Look through the records and copy every line in which "preview" appears.

(Excerpts from a dataset)
────

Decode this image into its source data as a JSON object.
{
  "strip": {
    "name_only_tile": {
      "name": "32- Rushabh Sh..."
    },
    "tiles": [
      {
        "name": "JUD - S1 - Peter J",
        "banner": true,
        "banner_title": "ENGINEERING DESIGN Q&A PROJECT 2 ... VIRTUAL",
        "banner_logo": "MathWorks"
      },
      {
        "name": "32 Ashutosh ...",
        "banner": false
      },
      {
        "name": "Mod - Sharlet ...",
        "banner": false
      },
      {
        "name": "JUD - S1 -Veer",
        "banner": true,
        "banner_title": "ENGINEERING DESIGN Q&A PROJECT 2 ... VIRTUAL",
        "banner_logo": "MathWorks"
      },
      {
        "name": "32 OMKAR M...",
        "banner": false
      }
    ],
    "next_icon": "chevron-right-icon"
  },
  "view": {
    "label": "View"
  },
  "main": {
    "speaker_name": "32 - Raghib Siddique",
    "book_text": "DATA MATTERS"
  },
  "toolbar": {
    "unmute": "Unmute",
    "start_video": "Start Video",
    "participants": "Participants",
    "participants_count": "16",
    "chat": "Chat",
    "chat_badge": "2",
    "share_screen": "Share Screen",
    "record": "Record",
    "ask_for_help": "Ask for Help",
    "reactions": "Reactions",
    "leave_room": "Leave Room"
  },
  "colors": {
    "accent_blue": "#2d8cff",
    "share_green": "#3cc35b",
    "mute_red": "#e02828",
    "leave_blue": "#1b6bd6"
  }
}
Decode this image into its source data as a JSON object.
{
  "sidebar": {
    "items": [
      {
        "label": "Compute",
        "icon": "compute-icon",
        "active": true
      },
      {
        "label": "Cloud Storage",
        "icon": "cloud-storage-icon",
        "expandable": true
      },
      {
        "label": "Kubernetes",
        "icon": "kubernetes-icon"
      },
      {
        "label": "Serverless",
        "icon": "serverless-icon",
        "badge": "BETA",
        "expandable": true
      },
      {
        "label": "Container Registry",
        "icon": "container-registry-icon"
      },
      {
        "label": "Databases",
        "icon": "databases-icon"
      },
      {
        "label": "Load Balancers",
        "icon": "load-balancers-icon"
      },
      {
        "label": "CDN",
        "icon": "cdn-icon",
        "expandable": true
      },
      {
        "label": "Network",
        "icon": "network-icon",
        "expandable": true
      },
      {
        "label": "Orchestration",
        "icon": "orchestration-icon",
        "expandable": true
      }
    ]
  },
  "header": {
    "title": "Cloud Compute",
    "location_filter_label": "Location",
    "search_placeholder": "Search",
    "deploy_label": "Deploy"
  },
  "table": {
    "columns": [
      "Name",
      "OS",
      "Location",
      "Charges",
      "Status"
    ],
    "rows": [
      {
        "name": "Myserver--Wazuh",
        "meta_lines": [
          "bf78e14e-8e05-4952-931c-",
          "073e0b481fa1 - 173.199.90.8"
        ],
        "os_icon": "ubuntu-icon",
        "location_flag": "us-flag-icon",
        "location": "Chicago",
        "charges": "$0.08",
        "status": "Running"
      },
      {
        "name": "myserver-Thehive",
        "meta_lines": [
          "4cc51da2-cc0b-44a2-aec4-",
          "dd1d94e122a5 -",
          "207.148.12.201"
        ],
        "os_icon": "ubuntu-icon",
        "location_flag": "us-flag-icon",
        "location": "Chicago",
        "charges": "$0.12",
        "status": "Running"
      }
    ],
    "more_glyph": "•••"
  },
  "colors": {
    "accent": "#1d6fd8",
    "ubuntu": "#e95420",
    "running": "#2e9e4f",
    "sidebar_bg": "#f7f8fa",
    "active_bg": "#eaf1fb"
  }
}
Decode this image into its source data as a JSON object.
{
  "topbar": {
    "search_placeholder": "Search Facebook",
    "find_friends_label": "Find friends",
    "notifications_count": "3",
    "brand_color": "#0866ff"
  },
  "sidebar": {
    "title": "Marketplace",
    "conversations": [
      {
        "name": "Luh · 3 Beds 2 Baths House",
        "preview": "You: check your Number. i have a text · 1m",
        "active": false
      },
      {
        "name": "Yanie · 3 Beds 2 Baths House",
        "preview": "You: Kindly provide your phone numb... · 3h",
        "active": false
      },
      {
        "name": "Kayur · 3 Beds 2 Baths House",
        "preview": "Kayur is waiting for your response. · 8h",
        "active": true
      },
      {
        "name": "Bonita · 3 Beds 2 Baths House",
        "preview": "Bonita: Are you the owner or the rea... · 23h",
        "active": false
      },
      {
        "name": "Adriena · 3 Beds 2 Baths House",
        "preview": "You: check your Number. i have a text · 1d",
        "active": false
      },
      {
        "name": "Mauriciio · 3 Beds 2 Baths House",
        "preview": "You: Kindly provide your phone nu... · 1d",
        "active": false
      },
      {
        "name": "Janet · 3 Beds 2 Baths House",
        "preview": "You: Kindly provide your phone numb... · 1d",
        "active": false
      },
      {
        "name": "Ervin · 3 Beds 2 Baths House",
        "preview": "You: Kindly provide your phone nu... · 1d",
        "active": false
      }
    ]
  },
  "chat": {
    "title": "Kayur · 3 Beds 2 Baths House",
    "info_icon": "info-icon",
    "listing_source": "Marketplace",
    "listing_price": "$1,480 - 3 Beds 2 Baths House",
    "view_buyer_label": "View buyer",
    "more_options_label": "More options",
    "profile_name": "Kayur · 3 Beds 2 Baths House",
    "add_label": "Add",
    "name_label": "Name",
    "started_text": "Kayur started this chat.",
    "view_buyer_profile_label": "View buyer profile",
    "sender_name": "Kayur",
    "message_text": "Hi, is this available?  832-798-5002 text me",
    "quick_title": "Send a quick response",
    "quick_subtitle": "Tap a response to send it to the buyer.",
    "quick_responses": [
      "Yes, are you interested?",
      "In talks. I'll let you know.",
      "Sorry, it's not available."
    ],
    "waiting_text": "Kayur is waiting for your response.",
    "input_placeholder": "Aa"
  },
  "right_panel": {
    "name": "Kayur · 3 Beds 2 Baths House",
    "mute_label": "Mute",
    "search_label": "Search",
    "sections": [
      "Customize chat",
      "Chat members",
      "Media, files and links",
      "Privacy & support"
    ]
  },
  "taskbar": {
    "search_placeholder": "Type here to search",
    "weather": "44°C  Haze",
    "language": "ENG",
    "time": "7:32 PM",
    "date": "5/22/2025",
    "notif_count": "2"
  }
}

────

* [ANSWER SECTION]
        "preview": "You: check your Number. i have a text · 1m",
        "preview": "You: Kindly provide your phone numb... · 3h",
        "preview": "Kayur is waiting for your response. · 8h",
        "preview": "Bonita: Are you the owner or the rea... · 23h",
        "preview": "You: check your Number. i have a text · 1d",
        "preview": "You: Kindly provide your phone nu... · 1d",
        "preview": "You: Kindly provide your phone numb... · 1d",
        "preview": "You: Kindly provide your phone nu... · 1d",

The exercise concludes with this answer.